◆ Instructions for the task
The answer is every line in the data below that contains the word "Paste".

════════════════

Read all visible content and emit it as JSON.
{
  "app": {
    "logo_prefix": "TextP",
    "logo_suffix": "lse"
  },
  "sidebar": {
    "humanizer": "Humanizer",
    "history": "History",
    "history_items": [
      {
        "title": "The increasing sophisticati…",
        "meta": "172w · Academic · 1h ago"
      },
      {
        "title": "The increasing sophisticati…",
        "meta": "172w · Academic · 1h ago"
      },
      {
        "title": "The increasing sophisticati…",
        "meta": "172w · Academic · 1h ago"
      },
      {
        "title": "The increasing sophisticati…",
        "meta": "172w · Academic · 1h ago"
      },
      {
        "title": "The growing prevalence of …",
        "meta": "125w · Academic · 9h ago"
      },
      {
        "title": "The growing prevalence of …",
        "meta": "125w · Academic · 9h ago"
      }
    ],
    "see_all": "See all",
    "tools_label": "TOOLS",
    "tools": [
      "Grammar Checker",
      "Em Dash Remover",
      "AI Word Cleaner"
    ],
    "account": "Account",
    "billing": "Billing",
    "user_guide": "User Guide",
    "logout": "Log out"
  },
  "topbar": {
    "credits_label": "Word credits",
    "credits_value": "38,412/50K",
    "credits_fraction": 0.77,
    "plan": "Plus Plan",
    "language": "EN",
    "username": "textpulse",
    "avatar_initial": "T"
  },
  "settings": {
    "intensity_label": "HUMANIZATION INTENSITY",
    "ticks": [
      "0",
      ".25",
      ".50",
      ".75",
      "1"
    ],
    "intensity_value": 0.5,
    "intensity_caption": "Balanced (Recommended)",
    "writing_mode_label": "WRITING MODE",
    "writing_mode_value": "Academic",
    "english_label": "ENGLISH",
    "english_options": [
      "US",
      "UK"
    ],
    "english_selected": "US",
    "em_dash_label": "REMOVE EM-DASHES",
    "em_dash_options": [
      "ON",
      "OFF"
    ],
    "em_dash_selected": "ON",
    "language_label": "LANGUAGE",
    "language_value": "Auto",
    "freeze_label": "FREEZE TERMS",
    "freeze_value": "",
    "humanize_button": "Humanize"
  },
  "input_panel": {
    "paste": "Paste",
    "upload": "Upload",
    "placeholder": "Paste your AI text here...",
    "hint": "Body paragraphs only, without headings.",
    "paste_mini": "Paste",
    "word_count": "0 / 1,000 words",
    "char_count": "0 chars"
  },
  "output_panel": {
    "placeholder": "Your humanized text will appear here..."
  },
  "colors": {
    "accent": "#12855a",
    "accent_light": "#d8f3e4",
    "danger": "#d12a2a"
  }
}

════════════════

◆ Task result
    "paste": "Paste",
    "placeholder": "Paste your AI text here...",
    "paste_mini": "Paste",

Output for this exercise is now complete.